Why Sharing Your Work, Setbacks & Struggles Breaks Creative Blocks
We all get stuck. You find yourself sitting at your desk, frustrated by the fact that every solution you generate just doesn’t seem right or seems too similar to the failed solution before it. Later that evening, while trying your best to describe the complexity of the challenge to your friend, the solution presents itself to both of you. Why does this happen? What is it about the act of sharing your frustrations that yields the necessary insight?
to mention past precedent – suggests otherwise. In fact, one of the single most effective ways to enhance your creativity is to regularly break the cycle of isolation and interact, talk, and share your work with your colleagues and friends.
Psychologist Kevin Dunbar studied the workings of four prominent microbiology laboratories for insights into how new theories are developed. What he found was that the majority of creative insights and great discoveries actually occurred during regularly scheduled lab meetings, where individual researchers revealed their latest findings and shared their most difficult setbacks.
Dunbar describes how the majority of findings in any research laboratory are failures or at least unexpected results. During these regular meetings, researchers shared their results and also developed analogies trying to describe what might be causing their problem. (Analogies are actually quite common in scientific insight. Consider how Watson and Crick used the double helix or twisted ladder analogy to explain their findings on DNA molecules).
Dunbar discovered that as the researchers developed analogies, and as other researchers built on the ideas around those analogies, the solutions to their problems just seemed to develop. Sometimes, a researcher would spend a week vexed by a problem and the solution would seem to present itself in just 10 minutes of discussion with peers.
One of the single most effective ways to enhance your creativity is to regularly break the cycle of isolation and interact, talk, and share your work.
In contrasting the four labs, Dunbar also found that the more diverse the lab team, the easier these breakthroughs occurred. The labs made up of researchers from the same background typically generated the same ideas and stayed stuck with the same problems.
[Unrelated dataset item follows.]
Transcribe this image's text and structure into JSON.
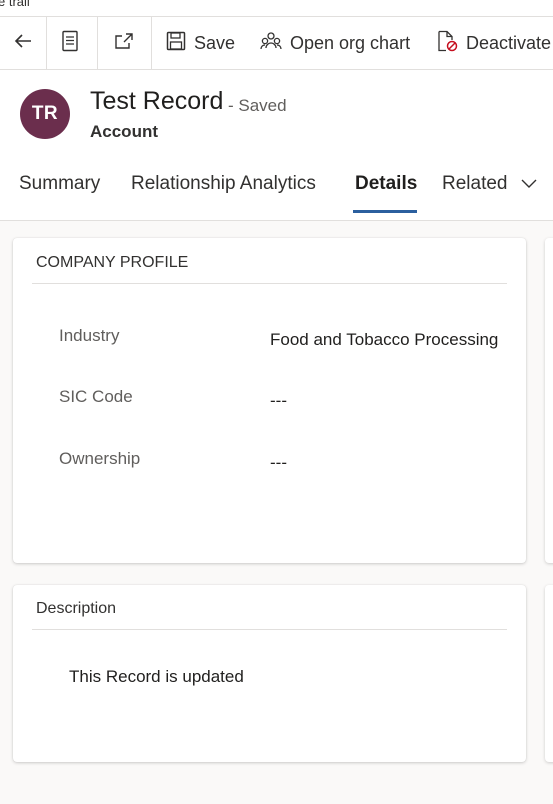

He believes the reason is that individuals from the same background often develop and understand similar analogies, but when two individuals from differing fields share, they have to work harder to develop analogies that each party can understand and those “long-range analogies” offer more connections to possible solutions.
This research runs counter to many of our impressions of lone creatives or mad scientists striving for years to overcome setbacks and to perfect their work. However, many of the most creative companies have been sharing their problems and building on each other’s insights for years. It might even been how they became so creative. Consider two in particular: Google and Method.
Google is often praised as one of the “best places to work” and an oft-cited reason is its free meals program, which gives employees a variety of gourmet meals on demand in various locations throughout their Mountain View, California campus. This free food is not just meant to increase employee happiness – it increases creativity as well. Douglas Merrill, the former Chief Information Officer at Google, reveals that one reason behind the free food is that it encourages Googlers to interact with others outside their department and share what they are working on and the problems they’ve encountered. Google has even designed these eating spaces to encourage discussion among people from unrelated departments. The benefits of these connections are difficult to track, but it is not unreasonable to assume they parallel those experiences at Dunbar’s microbiology labs.
This research runs counter to many of our impressions of lone creatives or mad scientists striving for years to overcome setbacks and to perfect their work.
In some cases, this sharing may not even need to happen face to face. Cleaning products standout Method utilizes a forum they call the wiki wall the same connective end. Wiki walls are floor to ceiling whiteboards that are put up in common areas. Here’s former employee Tom Fishburne describing the wiki approach, “Ideas are grouped by project. Everyone [can] add to an idea at any time over the entire course of the project. Pictures and prototypes are added for all to see, comment, and build on. Slow hunches have time to take root.” He continues, “Projects are not the result of one Eureka moment at one point in time. They are the cumulative result of hundreds of minor and major Eureka moments throughout a project.”
These findings imply that getting individuals to regularly connect and share their work, setbacks, and insights can amplify the creativity produced by each. So the next time you get stuck, don’t go it alone. Rally your colleagues, or even just a friend, to talk over the problem, and see what happens.
by David Burkus Edited by Prydain Publishing